Therefore, a traditional, geo-political military solution won’t likely be the complete answer. Obama this week said we will be facing the management of ISIL for years. However, the history of Western armies fighting in Iraq is otherwise. It takes a Western army about three weeks to conquer the whole thing. Wiping out rabies takes longer, but conquest should cut down the headsmanship.
To my thinking, the military solution would be a grand start, and the sooner the better, but it won’t be the complete answer. One of my favourite authors, Chairman Emeritus of the Department of Economics at George Mason University Walter Williams, once characterized the military option. He said everything is economics. Stealing is economics, and it operates on an economic, cost:benefit ratio. If you make the cost exceed the benefit, the behaviour stops.

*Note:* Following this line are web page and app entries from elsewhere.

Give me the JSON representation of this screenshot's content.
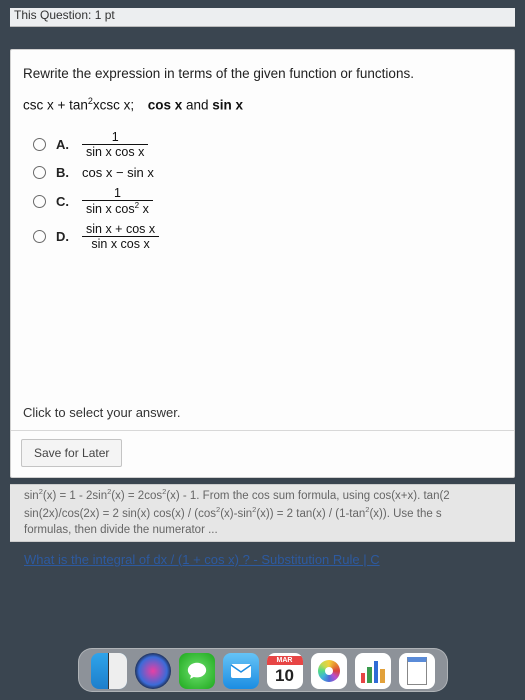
{
  "top_fragment": "This Question: 1 pt",
  "prompt": "Rewrite the expression in terms of the given function or functions.",
  "expression_html": "csc x + tan<sup>2</sup>xcsc x; <b>cos x</b> and <b>sin x</b>",
  "choices": [
    {
      "label": "A.",
      "num": "1",
      "den": "sin x cos x"
    },
    {
      "label": "B.",
      "plain": "cos x −  sin x"
    },
    {
      "label": "C.",
      "num": "1",
      "den": "sin x cos<sup>2</sup> x"
    },
    {
      "label": "D.",
      "num": "sin x +  cos x",
      "den": "sin x cos x"
    }
  ],
  "click_text": "Click to select your answer.",
  "save_label": "Save for Later",
  "below_html": "sin<sup>2</sup>(x) = 1 - 2sin<sup>2</sup>(x) = 2cos<sup>2</sup>(x) - 1. From the cos sum formula, using cos(x+x). tan(2<br>sin(2x)/cos(2x) = 2 sin(x) cos(x) / (cos<sup>2</sup>(x)-sin<sup>2</sup>(x)) = 2 tan(x) / (1-tan<sup>2</sup>(x)). Use the s<br>formulas, then divide the numerator ...",
  "question_line": "What is the integral of dx / (1 + cos x) ? - Substitution Rule | C",
  "calendar": {
    "month": "MAR",
    "day": "10"
  }
}
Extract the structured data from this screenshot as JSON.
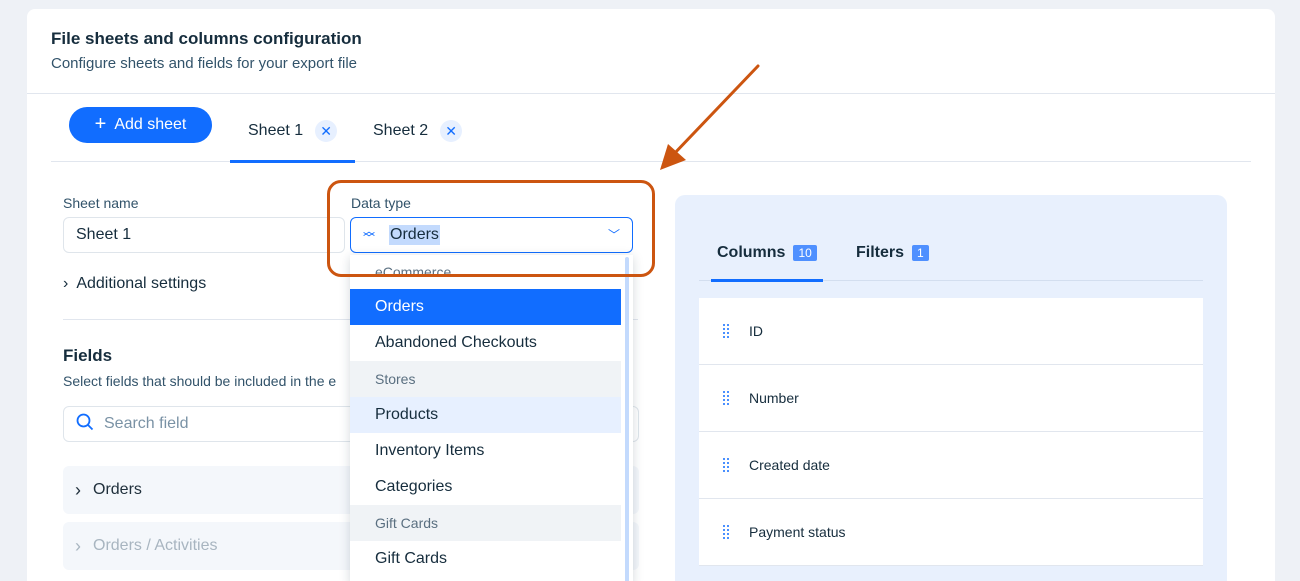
{
  "header": {
    "title": "File sheets and columns configuration",
    "subtitle": "Configure sheets and fields for your export file"
  },
  "tabs": {
    "add_label": "Add sheet",
    "sheets": [
      "Sheet 1",
      "Sheet 2"
    ]
  },
  "form": {
    "sheet_name_label": "Sheet name",
    "sheet_name_value": "Sheet 1",
    "data_type_label": "Data type",
    "data_type_value": "Orders",
    "additional_settings": "Additional settings"
  },
  "fields": {
    "title": "Fields",
    "description": "Select fields that should be included in the e",
    "search_placeholder": "Search field",
    "groups": [
      "Orders",
      "Orders / Activities"
    ]
  },
  "dropdown": {
    "items": [
      {
        "label": "eCommerce",
        "kind": "section"
      },
      {
        "label": "Orders",
        "kind": "selected"
      },
      {
        "label": "Abandoned Checkouts",
        "kind": "item"
      },
      {
        "label": "Stores",
        "kind": "section"
      },
      {
        "label": "Products",
        "kind": "hover"
      },
      {
        "label": "Inventory Items",
        "kind": "item"
      },
      {
        "label": "Categories",
        "kind": "item"
      },
      {
        "label": "Gift Cards",
        "kind": "section"
      },
      {
        "label": "Gift Cards",
        "kind": "item"
      }
    ]
  },
  "right_panel": {
    "columns_tab": "Columns",
    "columns_count": "10",
    "filters_tab": "Filters",
    "filters_count": "1",
    "columns": [
      "ID",
      "Number",
      "Created date",
      "Payment status"
    ]
  },
  "colors": {
    "accent": "#116dff",
    "annotation": "#cc5510"
  }
}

In the military context, there is nothing new about this theory. Militarily, the commanders-in-chiefs of the civilized world could speak with actions rather than words, and when an innocent group of cultural Christians gets burned alive, crucified, decapitated, forcibly converted and raped, a military response will work. American citizens in the ‘40s did not want to see German saboteurs executed and did not want to see Dresden bombed. I would not, had I lived then. However, it seems it was clear at the time that folks knew not killing would lead to more killing – the Devil’s very own dilemma. Take your surgery now, or take it bigger later.
Anyway, the military option is what it is, and it won’t be the complete answer. Cameron and Harper seem to have got it right. We have to pussy-foot around soft sensibilities at home in order to save society, and we need to understand that people of a religious group, a country or a skin colour will be neither the answer nor the problem. However, the problem is linked to a culture that promises whatever these mercenaries are promised: fame, money, power, blood lust, pillage, sex…. I imagine the list is endless and may include the satisfactions of pride, envy, wrath, sloth, avarice, gluttony and lechery.
If Harper and Cameron are right, and if this is a cancer, it has metastasized and it will be eliminated or allowed to spread. There is no third option. Therefore, if somebody likes gee-hodder snuff videos, pyrotechnics, black flags and martial arts, he or she certainly has a Canadian right to do so. But at this time you must consider that Canadians may see those symptoms as foaming at the mouth and convulsions in a very sensitive environment
So far, the terrorist side has been effective in its stated goals of disruption commerce and transportation, leaving us all holding our shoes and having our bodies probed on our way over the river and through the woods. We are paying heavily to trade across borders or support our faiths. But the introduction of the mercenaries is a game-changer.
My favourite Chinese proverb says the beginning of wisdom is to call things by their right names. Romeo was not so sure, and the cost to the families was devastating. This time, whether the “enemy” is fanatic, psychotic or some incubus cocktail of the two, that enemy has made it clear somebody will kill it now or kill it tomorrow. Debating whether it’s geo-political or religious is nonsense. It is madness.